“If you are in Israel or Ghana, you have one God, one Torah. If the people in Israel are keeping Shabbat, us Hebrews in Ghana will also keep Shabbat and pray to Hashem,” Armah said.

Today, Armah is working to establish a small community in the capital, Acra, excitedly offering an invitation: “The door is always open to each and everyone who wants to learn from us.”

Sharansky recalled, as the head of the Jewish Agency, he encountered many communities of self-identifying Jews across the world. “My feeling is that these people find that there is a connection between respect for the tradition and freedom, and desire to live free in peace, and the desire to live with this deep meaning of the tradition which connects you to the experiences of the past,” he said.

Dr. Charles Asher Small has spent decades traveling to Africa and meeting with Jewish leaders throughout Ghana, South Africa and Nigeria. Small helped to convene and facilitate this conference with Dr. Edith Bruder, who is an ISGAP research fellow and an ethnologist from the Department of Near and Middle East Studies, School of Oriental and African Studies, at the Centre National de la Recherche Scientifique in France, and the President of the International Society for the Study of African Jewry. The conference aims, through the lens of the interdisciplinary study of Judaism and Jewish studies, to better understand the multiple implications of what it means to be Jewish and Jewish-African in the 21st century.

Sharansky notes the recent phenomenon of emerging communities in Africa: “There are so many who are trying to encourage distrust and hatred towards Jews and the Jewish state, but we have more allies, our brothers. And we welcome all of them who want to be a part of the Jewish people.”

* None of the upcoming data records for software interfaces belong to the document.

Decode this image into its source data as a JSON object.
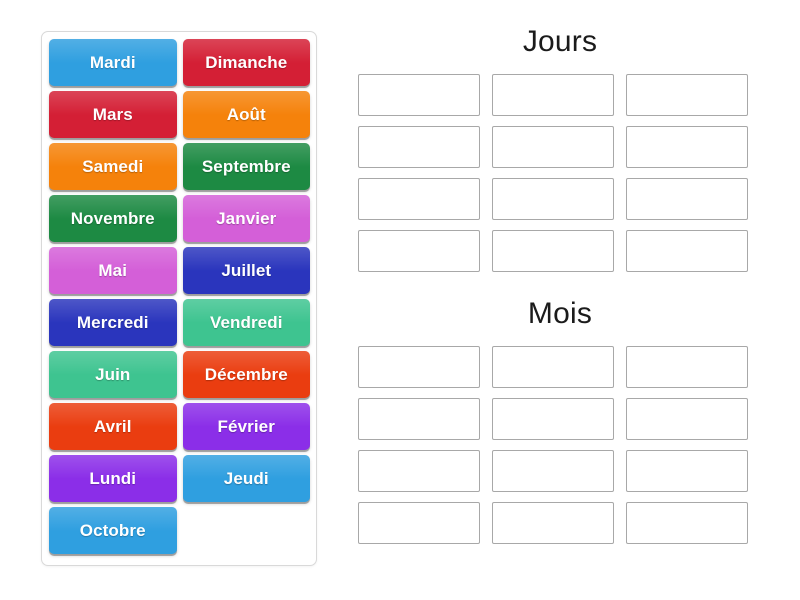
{
  "word_bank": {
    "name": "word-bank",
    "tiles": [
      {
        "label": "Mardi",
        "color": "#2f9fe0"
      },
      {
        "label": "Dimanche",
        "color": "#d41f35"
      },
      {
        "label": "Mars",
        "color": "#d41f35"
      },
      {
        "label": "Août",
        "color": "#f5820b"
      },
      {
        "label": "Samedi",
        "color": "#f5820b"
      },
      {
        "label": "Septembre",
        "color": "#1d8a43"
      },
      {
        "label": "Novembre",
        "color": "#1d8a43"
      },
      {
        "label": "Janvier",
        "color": "#d45fd8"
      },
      {
        "label": "Mai",
        "color": "#d45fd8"
      },
      {
        "label": "Juillet",
        "color": "#2a35bd"
      },
      {
        "label": "Mercredi",
        "color": "#2a35bd"
      },
      {
        "label": "Vendredi",
        "color": "#3ec490"
      },
      {
        "label": "Juin",
        "color": "#3ec490"
      },
      {
        "label": "Décembre",
        "color": "#ea3d10"
      },
      {
        "label": "Avril",
        "color": "#ea3d10"
      },
      {
        "label": "Février",
        "color": "#8b2ee8"
      },
      {
        "label": "Lundi",
        "color": "#8b2ee8"
      },
      {
        "label": "Jeudi",
        "color": "#2f9fe0"
      },
      {
        "label": "Octobre",
        "color": "#2f9fe0"
      }
    ]
  },
  "groups": [
    {
      "title": "Jours",
      "slot_count": 12,
      "slots": [
        "",
        "",
        "",
        "",
        "",
        "",
        "",
        "",
        "",
        "",
        "",
        ""
      ]
    },
    {
      "title": "Mois",
      "slot_count": 12,
      "slots": [
        "",
        "",
        "",
        "",
        "",
        "",
        "",
        "",
        "",
        "",
        "",
        ""
      ]
    }
  ],
  "colors": {
    "blue": "#2f9fe0",
    "crimson": "#d41f35",
    "orange": "#f5820b",
    "green": "#1d8a43",
    "orchid": "#d45fd8",
    "royal_blue": "#2a35bd",
    "sea_green": "#3ec490",
    "red_orange": "#ea3d10",
    "purple": "#8b2ee8",
    "slot_border": "#a8a8a8",
    "panel_border": "#d9d9d9",
    "title_text": "#1b1b1b"
  }
}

Closing the conference, Serge Estele, leader of the Beit Yeshourun Community from Cameroon, sat with a kippah and a bronze hanukkiah behind him. He belongs to a community of 100 Jews following traditional Rabbinical Judaism. Estele tells the story of when he first embraced Judaism two decades prior: “Families would grow resentment against their members who had adopted a Jewish style of life.”

He explained the strategy he has employed to combat anti-Jewish hatred in his country. Culturally, the most important events such as funerals, and parties occurred on Fridays and Saturdays, meaning that the observant Jews could not attend, and the families of converts began to think of Judaism as a threat to family traditions.

However, Estele did not want this hostility to increase and he has created bridges between peoples through education and inter-faith dialogue, while debunking myths and antisemitic libels. For example, during previous Passovers, he made videos teaching how to make matzot in order to debunk the libel that Jews use blood to make matza, an antisemitic trope imported to West Africa by French colonialists and missionaries. “The more we educate people about what we are doing the less antisemitism there is,” he said.

The writer is a Research and Programming Coordinator at the Institute for the Study of Global Antisemitism and Policy (ISGAP).